What rebound is. Rebound is the brain’s reaction when a stimulant medication is wearing off. When the medication leaves the system too quickly, it causes ADHD symptoms to return, sometimes with a vengeance. The good news is that for some kids, this intense reaction usually lasts for only about an hour or so.
How do I know if my ADHD medication is wearing off?
As the medicine’s effect wears off, people sometimes experience negative side effects such as a marked change in their demeanor, excessive moodiness, irritability, anger, nervousness, sadness, crying, fatigue, and even an increase in the severity of ADHD symptoms.
Can ADHD medication just stop working?
As many as 1 in 10 people don’t get results from either of the two main types of stimulants prescribed for ADHD because they don’t work with their body chemistry. Though experts aren’t sure why, sometimes medicines can stop working even though they did in the past.
How long do the effects of ADHD medication last?
The effects of Adderall XR (extended release) capsules last from seven to 12 hours, depending on a person’s individual chemistry. Most patients require two doses a day. The effects of Adderall IR (immediate release) tablets last four hours or less. Most people have to take three doses each day.
What does ADHD rebound feel like?
Symptoms of Medication Rebound
Extreme hyperactivity. Grumpiness, irritability. Sadness, withdrawn mood. More intense ADHD symptoms overall.
How long does ADHD rebound last?
Rebound occurs when a child metabolizes, or processes, ADHD medication quickly. For example, a long-acting stimulant medication may say it lasts for 8 to 12 hours. For some patients, it may last for 10 hours. For others, it may only be effective for 6 hours.
Is Vyvanse as strong as Adderall?
Because both drugs contain amphetamines, they work in a similar way. Studies have shown that Vyvanse is just as effective as Adderall, and side effects are similar.
What does Adderall feel like with ADHD?
If you take Adderall to help manage your ADHD, you may have noticed a surprising side effect. You might feel really calm or sleepy. Or you may have low energy, also known as fatigue.
Can stimulants make ADHD worse?
There has never been a study designed specifically to examine whether or not stimulants have the potential to worsen ADHD symptoms over time. One review of 166 patients found that 60 percent of children developed dose-dependent tolerance to stimulants.
What is the life expectancy of someone with ADHD?
Patients whose ADHD persisted into adulthood saw an additional five-year reduction in life expectancy. Compared to a control group, adults with ADHD could expect to have 11 to 13 years cut off their lives compared to neurotypical peers of a similar age and heath profile.
Will ADHD meds change my personality?

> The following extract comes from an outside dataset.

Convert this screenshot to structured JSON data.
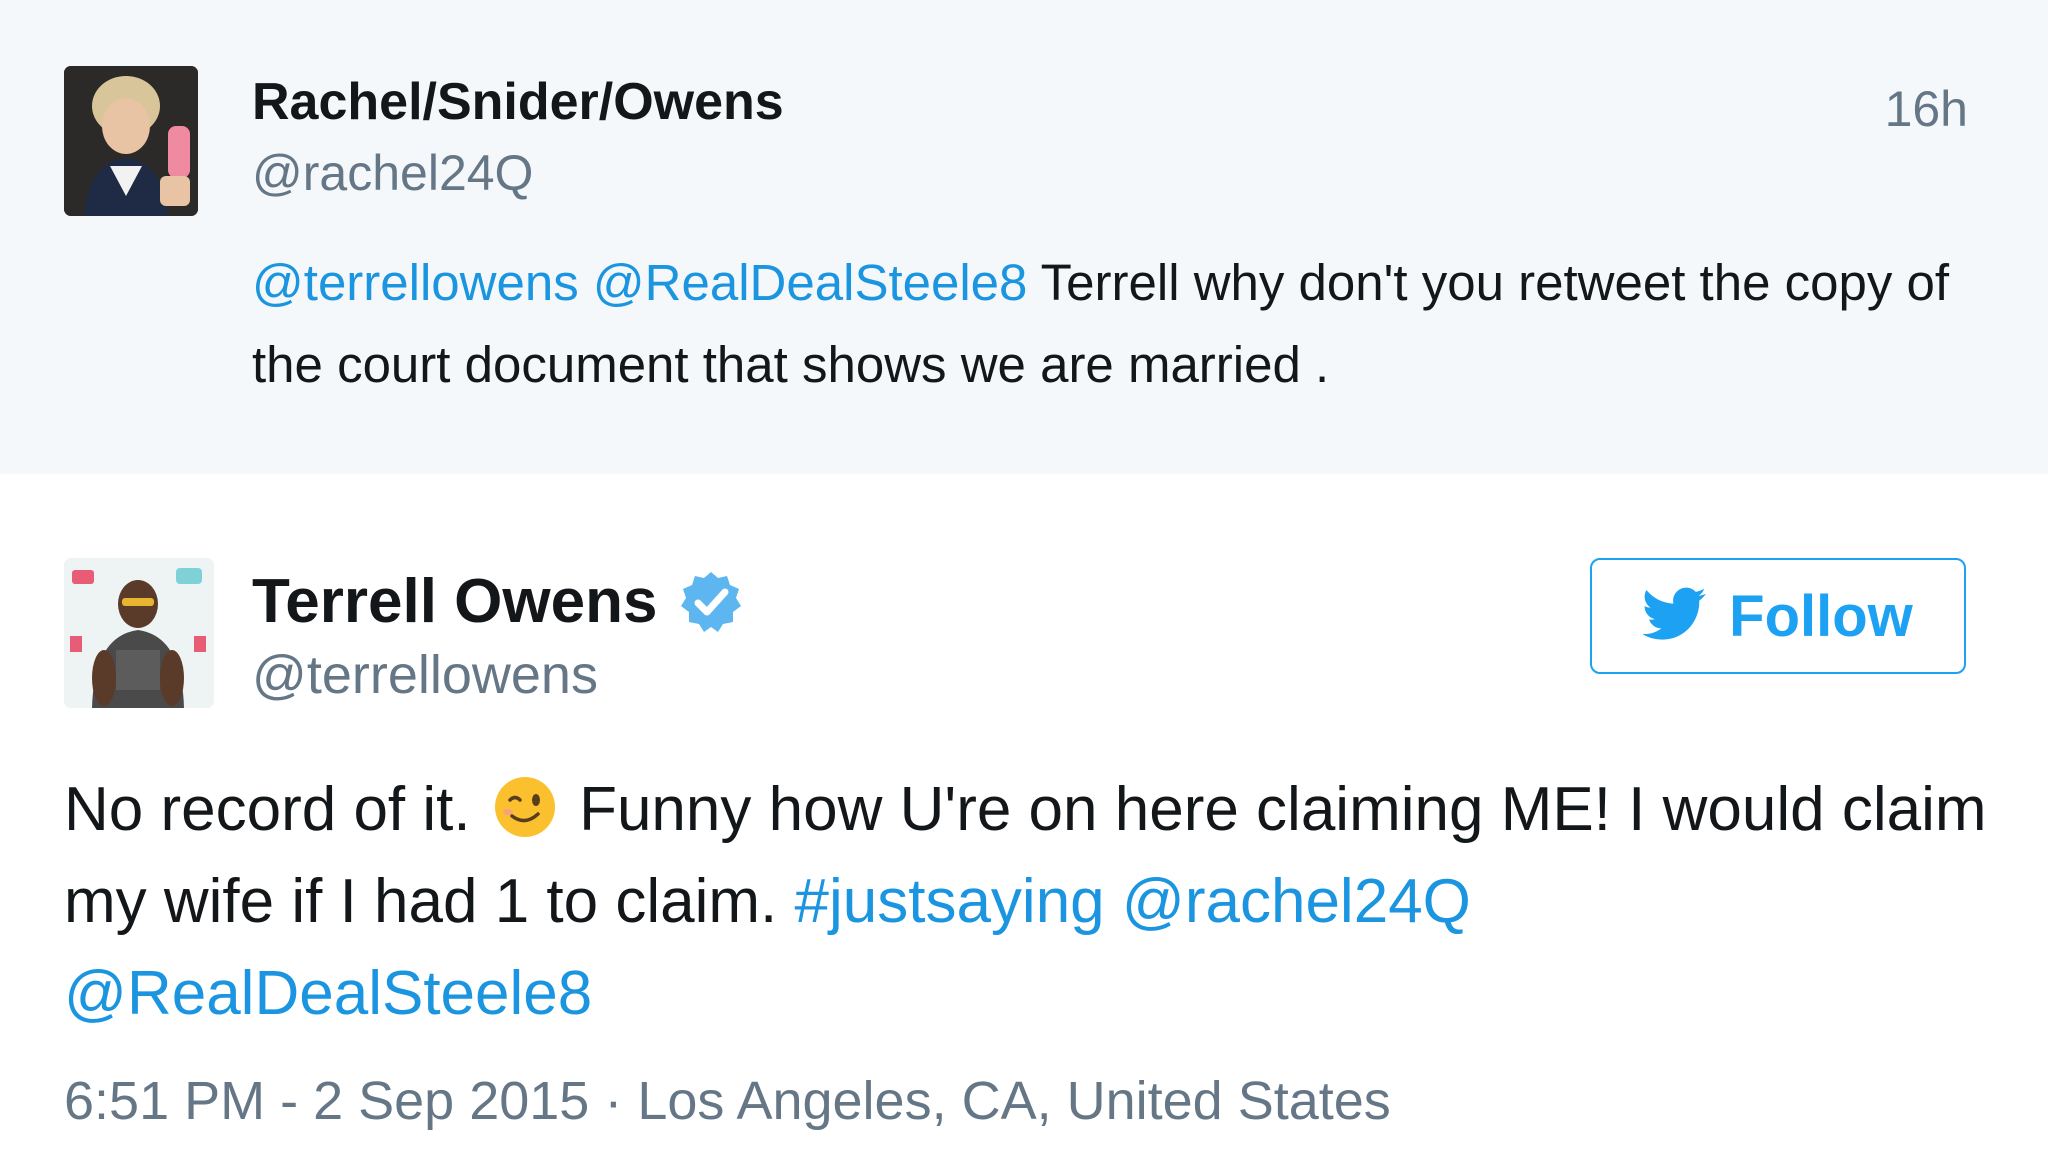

As long as the dosage is correct, the medication should not affect your personality or sense of humor. What it will do is curb your hyperactivity, inattention, and impulsivity. An excessively high dose could temporarily “flatten” your personality, causing you to seem unusually quiet or withdrawn.
What are the negative side effects of ADHD medication?
Like any medication, ADHD medicines can have side effects. Not everyone gets side effects, though. The most common side effects are loss of appetite and trouble sleeping. Other ADHD medicine side effects include jitteriness, irritability, moodiness, headaches, stomachaches, fast heart rate, and high blood pressure.
How do you get ADHD meds to wear off?
Take your medication earlier in the day, so it wears off well before bedtime. If you’re on a long-acting stimulant, you could ask your doctor about trying a short-acting one, where the effects will fade more quickly. Limit or avoid caffeine, too.
Can ADHD medication make you angry?
who get moody and irritable when they take stimulant medications. It usually happens right away, as soon as they start taking the medication, and goes away immediately when they stop taking it.
How do I get off ADHD medication?
Things to keep in mind when stopping medication
- Don’t take a child off medication without a doctor’s guidance, and a schedule for tapering the dose.
- Don’t stop taking more than one medication at a time.
- Don’t assume every change in your child’s behavior is the result of withdrawal from the medication.